“Different grass species germinate at different speeds – from less than a week to as long as 30 days – so if you’re planting a mixture, keep in mind that they won’t all sprout at once.”Rodale’s Successful Organic Gardening: Lawns, Grasses and Groundcovers, by Lewis Hill & Nancy Hill
Balancing grass seed turf quality with germination times
So, cool-season grass seed mixes often contain some amount of lower-turf-quality grass seed due to its short germination time. What we want to avoid, however, is any grass seed mix that has just been overloaded with this lower-quality seed simply because it also happens to be cheaper for the manufacturer to the source.
The highest quality turf grass for sunny areas is Kentucky Bluegrass (at least 6 hours of direct sun). Look for a mix that contains about 80% Kentucky Bluegrass, with the remaining 20% (or less) Perennial Ryegrass. Ryegrass germination time is about a week, while the Bluegrass portion will take at least two weeks to sprout.
The highest quality turf grass for shady areas is Fine Fescue (Creeping Red Fescue, Hard Fescue, Chewings Fescue, and Sheep Fescue). Shady areas are generally seeded with 100% Fine Fescue (less than 2 hours of direct sunlight per day). Partially-shaded lawns can be seeded with a mix of about 40-50% Kentucky Bluegrass, and 40-50% Fine Fescue, with the remaining 10-20% Perennial Ryegrass.
For high-quality turf grass, avoid mixes with over 25% Perennial Ryegrass. Avoid mixes that include any Annual Ryegrass or Rough Bluegrass, as these are low-quality filler grass seeds. Also, avoid mixes that aren’t weed-free or that contain filler material (stuff that is not grass seed).
Factors affecting seed germination time
There are further factors affecting seed germination times beyond the type of grass species. The germination times listed above assume that environmental conditions are ideal for grass seed germination.

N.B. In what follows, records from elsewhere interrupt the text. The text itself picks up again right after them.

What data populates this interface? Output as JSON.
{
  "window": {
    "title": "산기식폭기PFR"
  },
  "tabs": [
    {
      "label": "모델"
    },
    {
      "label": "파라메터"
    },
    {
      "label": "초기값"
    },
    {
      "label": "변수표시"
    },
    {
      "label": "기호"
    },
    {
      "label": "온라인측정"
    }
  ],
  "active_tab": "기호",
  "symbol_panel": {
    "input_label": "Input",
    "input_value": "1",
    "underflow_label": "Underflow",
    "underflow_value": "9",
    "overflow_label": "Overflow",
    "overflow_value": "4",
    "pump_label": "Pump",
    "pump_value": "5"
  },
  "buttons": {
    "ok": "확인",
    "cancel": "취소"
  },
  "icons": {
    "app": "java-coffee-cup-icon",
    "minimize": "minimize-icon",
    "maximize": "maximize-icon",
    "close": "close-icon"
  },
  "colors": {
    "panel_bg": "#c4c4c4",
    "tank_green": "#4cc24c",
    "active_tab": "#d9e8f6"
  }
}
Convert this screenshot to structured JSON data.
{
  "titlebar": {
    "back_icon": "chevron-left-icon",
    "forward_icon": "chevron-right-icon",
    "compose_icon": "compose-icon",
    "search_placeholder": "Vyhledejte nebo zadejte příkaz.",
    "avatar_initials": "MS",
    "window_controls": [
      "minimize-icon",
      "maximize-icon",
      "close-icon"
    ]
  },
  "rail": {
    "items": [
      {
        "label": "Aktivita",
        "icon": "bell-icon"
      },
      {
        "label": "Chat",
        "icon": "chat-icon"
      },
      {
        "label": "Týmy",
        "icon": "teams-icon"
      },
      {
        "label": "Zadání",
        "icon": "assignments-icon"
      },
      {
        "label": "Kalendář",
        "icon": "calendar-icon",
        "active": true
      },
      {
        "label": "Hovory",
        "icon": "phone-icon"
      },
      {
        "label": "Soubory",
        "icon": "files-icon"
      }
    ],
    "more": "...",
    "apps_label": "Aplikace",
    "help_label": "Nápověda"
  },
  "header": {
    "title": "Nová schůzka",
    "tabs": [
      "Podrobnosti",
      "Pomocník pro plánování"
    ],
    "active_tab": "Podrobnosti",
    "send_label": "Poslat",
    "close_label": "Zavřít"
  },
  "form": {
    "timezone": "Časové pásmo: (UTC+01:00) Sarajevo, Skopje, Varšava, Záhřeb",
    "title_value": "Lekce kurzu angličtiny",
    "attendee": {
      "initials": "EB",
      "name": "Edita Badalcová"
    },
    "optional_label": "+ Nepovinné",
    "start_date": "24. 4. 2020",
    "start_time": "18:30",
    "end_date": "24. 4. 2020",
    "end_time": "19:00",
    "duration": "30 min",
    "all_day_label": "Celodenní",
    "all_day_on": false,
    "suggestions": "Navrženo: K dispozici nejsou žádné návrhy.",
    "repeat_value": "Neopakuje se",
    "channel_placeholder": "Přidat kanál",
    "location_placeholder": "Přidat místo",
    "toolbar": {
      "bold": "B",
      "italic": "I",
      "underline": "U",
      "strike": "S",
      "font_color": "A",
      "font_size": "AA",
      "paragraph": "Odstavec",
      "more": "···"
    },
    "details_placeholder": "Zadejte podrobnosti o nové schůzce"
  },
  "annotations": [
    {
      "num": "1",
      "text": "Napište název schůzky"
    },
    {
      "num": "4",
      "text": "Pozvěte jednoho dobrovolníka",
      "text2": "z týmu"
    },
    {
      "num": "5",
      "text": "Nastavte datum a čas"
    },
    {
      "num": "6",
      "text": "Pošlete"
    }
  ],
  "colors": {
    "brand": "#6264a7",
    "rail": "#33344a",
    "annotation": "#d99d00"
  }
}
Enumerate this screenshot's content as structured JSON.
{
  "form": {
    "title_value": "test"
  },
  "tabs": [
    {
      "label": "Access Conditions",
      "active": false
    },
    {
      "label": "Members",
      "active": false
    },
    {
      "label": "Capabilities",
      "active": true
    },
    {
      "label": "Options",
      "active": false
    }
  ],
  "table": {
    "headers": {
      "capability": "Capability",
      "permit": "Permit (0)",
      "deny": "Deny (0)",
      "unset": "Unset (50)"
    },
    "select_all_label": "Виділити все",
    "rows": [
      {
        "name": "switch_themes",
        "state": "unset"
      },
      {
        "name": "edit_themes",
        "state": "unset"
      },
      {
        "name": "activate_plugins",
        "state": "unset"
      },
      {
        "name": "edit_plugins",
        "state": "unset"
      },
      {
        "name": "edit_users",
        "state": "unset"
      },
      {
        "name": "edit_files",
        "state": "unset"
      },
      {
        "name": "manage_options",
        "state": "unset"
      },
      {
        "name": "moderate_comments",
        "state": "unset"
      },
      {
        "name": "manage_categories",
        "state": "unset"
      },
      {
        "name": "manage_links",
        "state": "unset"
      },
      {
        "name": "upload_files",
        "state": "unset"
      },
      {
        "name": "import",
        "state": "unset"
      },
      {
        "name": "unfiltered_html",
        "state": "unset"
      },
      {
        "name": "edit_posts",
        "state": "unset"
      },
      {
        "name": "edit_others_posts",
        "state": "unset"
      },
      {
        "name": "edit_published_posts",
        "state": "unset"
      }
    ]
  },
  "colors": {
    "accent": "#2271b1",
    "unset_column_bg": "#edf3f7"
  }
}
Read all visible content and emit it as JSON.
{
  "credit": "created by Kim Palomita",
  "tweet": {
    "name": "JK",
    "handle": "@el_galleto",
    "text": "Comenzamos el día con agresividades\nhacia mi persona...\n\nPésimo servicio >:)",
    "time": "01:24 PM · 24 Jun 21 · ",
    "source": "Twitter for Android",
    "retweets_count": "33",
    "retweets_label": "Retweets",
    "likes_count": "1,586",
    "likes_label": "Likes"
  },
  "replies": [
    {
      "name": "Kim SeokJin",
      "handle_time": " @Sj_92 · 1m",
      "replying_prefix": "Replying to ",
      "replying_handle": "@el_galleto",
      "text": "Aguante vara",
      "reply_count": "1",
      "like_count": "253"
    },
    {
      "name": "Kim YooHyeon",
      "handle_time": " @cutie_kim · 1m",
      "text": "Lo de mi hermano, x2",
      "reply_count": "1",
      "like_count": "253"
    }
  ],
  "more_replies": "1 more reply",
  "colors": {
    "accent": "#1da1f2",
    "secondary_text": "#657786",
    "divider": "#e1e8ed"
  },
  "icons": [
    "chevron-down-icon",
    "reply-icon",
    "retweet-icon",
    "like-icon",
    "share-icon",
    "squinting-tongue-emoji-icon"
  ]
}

That means that the soil is nice and warm, the seeds are kept moist, and the seeds are fresh. If conditions are less than ideal, germination can take even longer than the expected times dictate.
Lawn soil needs to be at a consistent temperature of 55 degrees Fahrenheit (12.5 degrees Celsius) for optimum cool-season grass seed germination. This rarely occurs when air temperatures are below 60 degrees Fahrenheit (15.5 degrees Celsius), as the soil takes longer to warm up in the spring than the air does. Lower temperatures will delay or prevent the germination of the grass seed. Warm-season grasses require even warmer temperatures for germination.
Grass seeds will not germinate at all without sunlight, water, and air. While lawn surfaces are generally adequately supplied with some sunlight and air, having enough water for germination is a common issue. The seeds must be moistened and should be kept moist until they sprout. Dry grass seed simply will not germinate, no matter how long you wait.
The seeds have to be kept moist, but they shouldn’t be in a puddle of water either. There needs to be the right amount of moisture content in the soil for your grass seeds to germinate. Water the grass seed daily (and possibly even more frequently in sunny, dry conditions). Check the soil moisture levels regularly by pushing in a screwdriver and checking the soil moisture with your fingers.
“Anyone committed to growing a healthy lawn will likely, at some point, have to apply water above and beyond what Mother Nature provides.”The Organic Lawn Care Manual: A Natural, Low-Maintenance System for a Beautiful, Safe Lawn, by Paul Tukey
Grass seed age
Grass seeds lose their ability to germinate as they age. Only buy as many grass seeds as you will need within the calendar year. Grass seed isn’t a product to buy in bulk every five years! If the seeds are stored in a cool, dry, and moisture-free place, however, they can generally be used for up to 3 years.